For Adam Goodrum, 2015 has been about establishing a wider appreciation of his work through collaborations with new partners of a global scale. Commissioned to create a limited edition piece for French champagne house Veuve Clicquot Goodrum immersed himself in its history and culture with a visit to the brand’s Hôtel du Marc in the Champagne region of France. Here he was able to view the Veuve Clicquot gallery of previously commissioned works by the Campana Brothers, Mathieu Lehanneur and Ferruccio Laviani. In Milan he attended design events, including the Veuve Clicquot Tower displayed within the grounds of the University of Milan and the announcement of the winning design for the Veuve Cliquot Mailbox competition presented at Wallpaper Handmade.
Melbourne studio Copper (Edward Linacre and Viktor Legin), launched five new products on their stand at SaloneSatellite and took out third place in the coveted SaloneSatellite Awards for their ‘Balance’ pendant. Recently they took on a third permanent studio member, junior designer, Lewis Yee, whose articulating table lamp ‘Crescent’ was also on display. “This was our first time in Milan under the name Copper, so our main aim was to launch the studio, to pitch concepts to potential manufacturers and to source distributors for our existing range. We also wanted to get a feel for companies we might be interested in working with in the future and to grow our knowledge of the international market”.
Linacre, as runner up in the Design Report Young Designer of Satellite Award in 2013, was automatically entitled to show again at Satellite. He and the rest of the studio were extremely excited by the response they were receiving to their array of new products. Winning an award was a terrific bonus to what had already been a highly successful show for the studio with several European and American companies expressing interest in producing their designs. Linacre can potentially exhibit at Satellite 3 more times.

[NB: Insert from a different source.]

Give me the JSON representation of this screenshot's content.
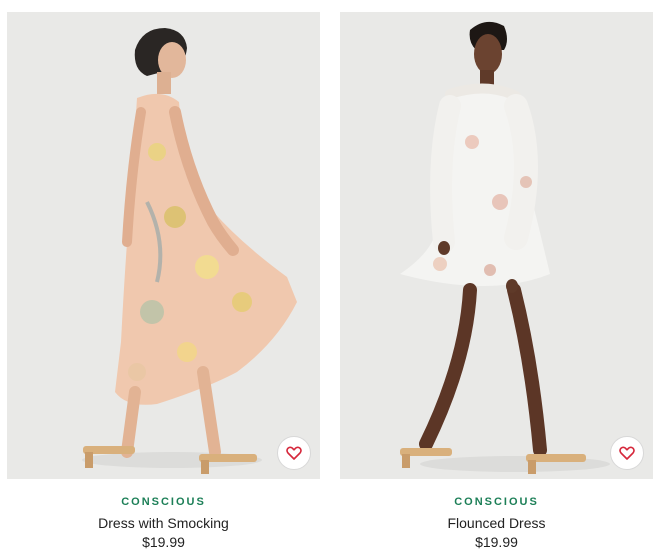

Founded in 1999 by RMIT professor and designer Kjell Grant, the Melbourne Movement has fostered young Australian design by organising a select group of designers from RMIT and Monash Universities to exhibit each year at the acclaimed young designer showcase, SaloneSatellite. Past recipients of the honour have included Adam Cornish and Nick Rennie. With exposure to talent scouts from all the major brands and a steady stream of journalists coming through, they have a real chance of being “discovered” by a major brand and increase their international profile.
Harding and Turnham showed their skeletal ‘Exo’ lights and spoke for the entire group when they summed up the experience. “The mix of designers from all around the world was such a great thing to be apart of and to get a chance to exchange ideas and converse about design was even better”.

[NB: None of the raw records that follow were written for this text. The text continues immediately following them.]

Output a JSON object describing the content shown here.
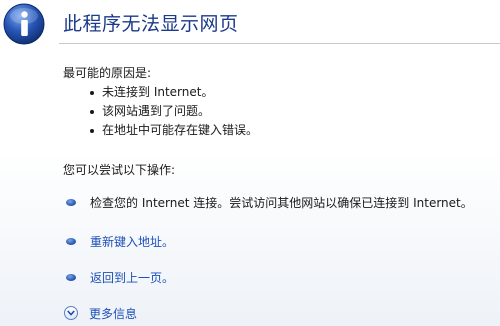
{
  "header": {
    "title": "此程序无法显示网页",
    "icon": "info-icon"
  },
  "causes": {
    "heading": "最可能的原因是:",
    "items": [
      "未连接到 Internet。",
      "该网站遇到了问题。",
      "在地址中可能存在键入错误。"
    ]
  },
  "actions": {
    "heading": "您可以尝试以下操作:",
    "check_connection": "检查您的 Internet 连接。尝试访问其他网站以确保已连接到 Internet。",
    "retype_address": "重新键入地址。",
    "go_back": "返回到上一页。",
    "more_info": "更多信息"
  },
  "colors": {
    "title": "#1b3a8a",
    "link": "#1c50b8",
    "bullet": "#2f5fb8"
  }
}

The exhibiting Australians showed a large selection of lights that included limestone and timber fittings ‘Flashlight’ and ‘Matchstick’ by Inkster Maken, ‘Mr Jones’ and ‘Mr Merger’ by Dowel Jones and the ‘Corker’ series of natural cork pendants by Max Harper. The final member of the group Mitchell Rose showed his graphic ‘Ring’ chair (featured at the begining of the aticle) in bright orange but also showed a very different side to his aesthetic with showed a set of polished salt and pepper shakers called ‘Cosmo’. He said, “having international manufacturers approach Melbourne Movement members to produce and license their designs was an incredibly exciting experience! Visitors were constantly amazed once they realised the Melbourne Movement had come all the way from Australia to exhibit”. The positive feedback has encourage several of the designers to travel to Japan to show at Tokyo Design Week in October.